* [ASSIGNED TASK]: Only a single number is expected: how many lines of the data hold the word "heading".

═════ STUDY MATERIAL

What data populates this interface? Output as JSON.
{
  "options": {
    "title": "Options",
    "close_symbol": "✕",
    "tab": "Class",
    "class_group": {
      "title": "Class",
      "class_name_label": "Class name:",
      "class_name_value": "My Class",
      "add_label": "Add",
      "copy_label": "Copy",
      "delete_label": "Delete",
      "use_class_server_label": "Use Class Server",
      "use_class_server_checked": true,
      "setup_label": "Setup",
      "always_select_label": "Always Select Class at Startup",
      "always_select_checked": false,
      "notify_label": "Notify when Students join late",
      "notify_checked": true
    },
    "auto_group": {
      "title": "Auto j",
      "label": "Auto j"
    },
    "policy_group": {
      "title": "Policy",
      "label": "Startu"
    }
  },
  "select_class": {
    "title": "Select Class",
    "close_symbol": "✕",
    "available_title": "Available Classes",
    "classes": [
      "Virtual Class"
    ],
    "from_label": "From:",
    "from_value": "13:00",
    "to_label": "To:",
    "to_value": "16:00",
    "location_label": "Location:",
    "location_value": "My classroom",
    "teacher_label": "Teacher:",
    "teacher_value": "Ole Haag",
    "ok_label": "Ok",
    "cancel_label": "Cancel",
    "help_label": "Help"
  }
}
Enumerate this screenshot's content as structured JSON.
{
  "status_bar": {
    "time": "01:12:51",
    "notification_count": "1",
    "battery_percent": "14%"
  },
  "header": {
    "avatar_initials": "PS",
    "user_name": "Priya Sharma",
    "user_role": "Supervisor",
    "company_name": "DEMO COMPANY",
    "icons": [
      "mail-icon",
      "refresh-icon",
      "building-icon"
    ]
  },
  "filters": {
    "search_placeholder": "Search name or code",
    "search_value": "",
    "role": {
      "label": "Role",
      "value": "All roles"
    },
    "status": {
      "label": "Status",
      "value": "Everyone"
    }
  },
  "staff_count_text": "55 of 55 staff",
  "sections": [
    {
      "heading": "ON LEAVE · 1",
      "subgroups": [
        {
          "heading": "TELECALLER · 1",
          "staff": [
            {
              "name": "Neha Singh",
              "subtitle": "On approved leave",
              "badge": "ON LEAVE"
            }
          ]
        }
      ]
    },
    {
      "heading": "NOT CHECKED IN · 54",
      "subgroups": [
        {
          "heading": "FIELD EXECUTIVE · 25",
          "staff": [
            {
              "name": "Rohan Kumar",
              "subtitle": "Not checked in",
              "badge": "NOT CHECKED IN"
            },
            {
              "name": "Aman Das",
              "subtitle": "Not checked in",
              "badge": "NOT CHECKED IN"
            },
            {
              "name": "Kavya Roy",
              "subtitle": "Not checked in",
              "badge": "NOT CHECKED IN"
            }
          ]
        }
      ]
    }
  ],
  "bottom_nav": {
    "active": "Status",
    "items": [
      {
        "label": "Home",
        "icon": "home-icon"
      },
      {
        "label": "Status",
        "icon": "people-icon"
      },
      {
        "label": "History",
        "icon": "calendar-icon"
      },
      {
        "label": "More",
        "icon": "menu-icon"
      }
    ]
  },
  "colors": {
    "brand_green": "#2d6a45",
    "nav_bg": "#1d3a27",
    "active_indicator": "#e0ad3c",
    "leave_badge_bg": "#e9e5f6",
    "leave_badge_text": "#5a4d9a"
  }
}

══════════

* [RESULT]: 4